(CBS News) President, a historical site known for housing millions of African slaves.
Three American presidents have ferried out to Goree Island, situated off the coast of Dakar. The island serves as a reminder of the horrors of the African slave trade - Senagalese curators say millions of slaves passed through the island en route to Caribbean Islands and America.
CBS News' Major Garrett reports that slave historians contend the number is actually closer to the low thousands and that Goree Island is a scam, masquerading as history.
Historians claim the slave house was too small to handle the supposed millions of slaves and add that they would have died after being packed - as the legend of Goree Island goes - 20 at a time into one cramped holding cell.
Despite the disputed history surrounding the site, its draw remains strong. Mr. Obama walked through the slave house, down the stone corridor leading to the so-called "door of no return." Mr. Obama peered through the door, inviting first lady Michelle Obama and their daughter Malia to join him in examining the holding cells and courtyard.
After his visit on Thursday, Mr. Obama touched on the personal and professional significance of the trip as the first African-American U.S. president and called his tour "very powerful."
"Obviously, for an African-American and an African-American president to be able to visit this site, I think, gives me even greater motivation in terms of the defense of human rights around the world," he said.
Mr. Obama followed in the footsteps of Presidents George W. Bush and Clinton, who also made the pilgrimage to Goree Island. Nelson Mandela and Pope John Paul II are among the world leaders to visit the site.

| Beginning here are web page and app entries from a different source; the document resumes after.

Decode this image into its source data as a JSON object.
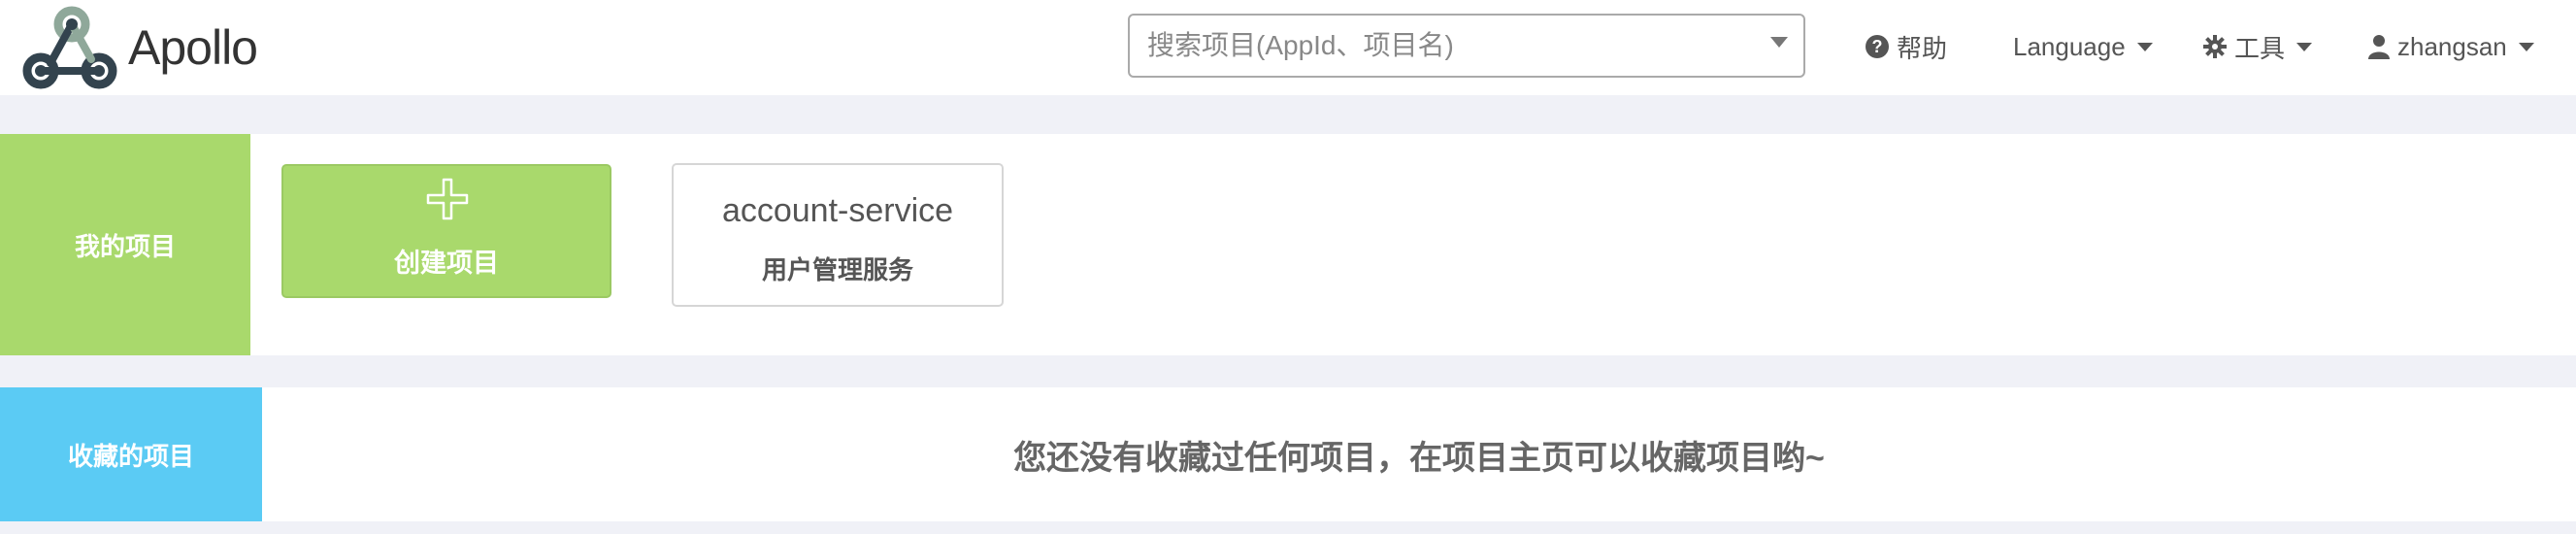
{
  "brand": {
    "name": "Apollo",
    "logo_icon": "apollo-webhook-logo",
    "logo_color": "#33434e",
    "logo_accent": "#8fa89a"
  },
  "search": {
    "placeholder": "搜索项目(AppId、项目名)",
    "value": ""
  },
  "nav": {
    "help_label": "帮助",
    "help_icon": "question-circle-icon",
    "language_label": "Language",
    "tools_label": "工具",
    "tools_icon": "gear-icon",
    "user_label": "zhangsan",
    "user_icon": "user-icon"
  },
  "my_projects": {
    "section_label": "我的项目",
    "accent_color": "#a9d96c",
    "create_label": "创建项目",
    "create_icon": "plus-icon",
    "projects": [
      {
        "app_id": "account-service",
        "name": "用户管理服务"
      }
    ]
  },
  "favorites": {
    "section_label": "收藏的项目",
    "accent_color": "#5bcbf4",
    "empty_message": "您还没有收藏过任何项目，在项目主页可以收藏项目哟~"
  }
}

The high-profile visits defy the historians and skeptics and cement and the role of Goree Island as a powerful - if illegitimate - symbol of slavery's barbarism.